It doesn’t mean leaving was the “easy” solution. For over six weeks, I had nowhere to train and yet I still had a while until I could move back to the Olympic Training Center. But I was fortunate I had started training Jiu jitsu at Pedigo Submission Fighting in September and had made many close friends down in Mt. Vernon.
They welcomed me with open arms and so I stayed about an hour away from my house at McKendree in my friend’s trailer and trained.
Some of the guys on the team have some college wrestling experience, and were great drill partners for me, and I would also go with some of the kids at the local high school. But predominantly, I trained Jiu jitsu.
It was easier on my neck and body, and I was surprised to find that my neck was steadily improving. But most of all, what PSF helped me find again was happiness. I had been in so much pain and was so miserable for so long, I had forgotten how much being around uplifting, positive people can change your spirit. They loved me, they believed in me, and so slowly I started to believe in myself again. I believed I could overcome my injury without surgery, and I put all my time and energy into that goal.
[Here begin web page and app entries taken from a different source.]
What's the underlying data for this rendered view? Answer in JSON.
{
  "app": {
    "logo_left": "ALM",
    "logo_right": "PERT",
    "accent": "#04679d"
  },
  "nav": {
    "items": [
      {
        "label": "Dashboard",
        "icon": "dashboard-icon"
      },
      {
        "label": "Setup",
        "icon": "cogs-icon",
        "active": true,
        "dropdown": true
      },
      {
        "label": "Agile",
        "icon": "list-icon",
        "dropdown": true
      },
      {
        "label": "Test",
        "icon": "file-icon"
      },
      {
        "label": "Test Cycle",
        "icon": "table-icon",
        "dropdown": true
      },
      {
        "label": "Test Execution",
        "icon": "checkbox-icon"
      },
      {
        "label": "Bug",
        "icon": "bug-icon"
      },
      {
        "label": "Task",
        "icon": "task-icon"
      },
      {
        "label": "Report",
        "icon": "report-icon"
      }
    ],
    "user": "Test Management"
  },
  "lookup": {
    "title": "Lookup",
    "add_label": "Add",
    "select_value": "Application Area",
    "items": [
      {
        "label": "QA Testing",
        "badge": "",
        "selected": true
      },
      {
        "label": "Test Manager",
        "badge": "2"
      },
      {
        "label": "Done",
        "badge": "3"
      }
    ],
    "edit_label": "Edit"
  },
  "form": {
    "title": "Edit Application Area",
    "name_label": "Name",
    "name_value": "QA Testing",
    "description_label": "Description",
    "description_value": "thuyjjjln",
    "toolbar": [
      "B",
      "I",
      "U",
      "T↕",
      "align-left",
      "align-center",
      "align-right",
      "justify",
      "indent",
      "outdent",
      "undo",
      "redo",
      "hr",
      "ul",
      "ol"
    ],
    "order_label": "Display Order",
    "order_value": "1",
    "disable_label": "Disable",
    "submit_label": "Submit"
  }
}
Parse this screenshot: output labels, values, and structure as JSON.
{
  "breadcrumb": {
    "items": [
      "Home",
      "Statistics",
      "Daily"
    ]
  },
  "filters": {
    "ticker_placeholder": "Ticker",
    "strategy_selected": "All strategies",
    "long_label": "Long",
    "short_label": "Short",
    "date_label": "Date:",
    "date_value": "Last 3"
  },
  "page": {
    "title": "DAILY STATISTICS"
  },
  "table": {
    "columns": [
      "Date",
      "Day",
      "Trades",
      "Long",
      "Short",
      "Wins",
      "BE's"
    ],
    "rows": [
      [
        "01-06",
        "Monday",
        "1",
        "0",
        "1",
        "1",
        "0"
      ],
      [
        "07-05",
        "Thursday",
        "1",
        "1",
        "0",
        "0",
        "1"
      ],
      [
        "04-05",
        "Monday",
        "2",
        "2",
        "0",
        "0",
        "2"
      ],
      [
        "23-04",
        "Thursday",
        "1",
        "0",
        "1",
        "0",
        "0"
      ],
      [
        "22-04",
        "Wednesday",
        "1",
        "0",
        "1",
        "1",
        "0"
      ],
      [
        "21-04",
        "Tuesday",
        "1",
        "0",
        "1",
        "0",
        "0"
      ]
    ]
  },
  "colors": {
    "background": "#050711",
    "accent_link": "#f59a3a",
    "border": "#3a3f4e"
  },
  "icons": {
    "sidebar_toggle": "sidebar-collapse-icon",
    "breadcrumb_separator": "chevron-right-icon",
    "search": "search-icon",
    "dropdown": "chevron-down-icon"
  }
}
Going into this tournament, I’d felt the best I had in a very long time. Now that I had a little more control over my training, my neck hardly pained me at all, and I was able to enjoy training again. There also was no longer the looming threat of my uncertain future hanging over my head like a dark cloud all the time. With the right knowledge and resources, I had learned I could manage my condition quite well, something I never believed would be possible for me.
On the way to the Yarygin my travel was insanely hectic. My COVID test got denied and I had to stay in Chicago an extra day. My reservation got lost in Moscow. My plane was stuck on the runway for three hours. And, to top it off, both my bags had been lost. But I didn’t care, it didn’t shake me.
After all, I was on my way to a tournament. I could move my head and even be put in a front headlock now. I was so grateful just to be able to compete after several months of uncertainty.
It didn’t matter I had barely been able to train wrestling since mid-November, I knew the challenges I had endured would carry me through all the other challenges I had yet to face.
A lot of people asked me how I felt after this tournament and more than anything I felt grateful. Grateful I got to do what I loved again with people that believe in me so much. Grateful to be healthier than I have in a long time and confident in my future in this sport.
But most of all, I was grateful for all the people that stuck by me during one of the hardest times in my life.
Now, I want to set something straight: I’m not saying any of this to complain or incite pity because of my injuries. Rather, I want to bring to light some of the darker aspects of what it can be like to be injured in this sport.
Athletes deal with more than the typical person can even imagine, and serious injuries are often a part of that. And while the physical aspect of an injury is the most apparent from the outside, it is only a fraction of the hurt and pain that resides on the inside.
Especially in wrestling, it can be easy to say that circumstances don’t matter, until you’re in some of the most difficult circumstances of your life. It’s easy to say you should be able to push through anything and everything, until it is taking everything you have just to hold yourself together.
I’m more than grateful for all the lessons I learned in 2021, no matter how hard they were to endure at the time. I’m excited and hopeful about my future in this sport, something that seemed so precarious and in the balance a couple of months ago.
In 2021, I truly felt what it was like to walk through the fire of trial and tribulation. And I was surprised to find that I found a better, stronger version of myself among the flames.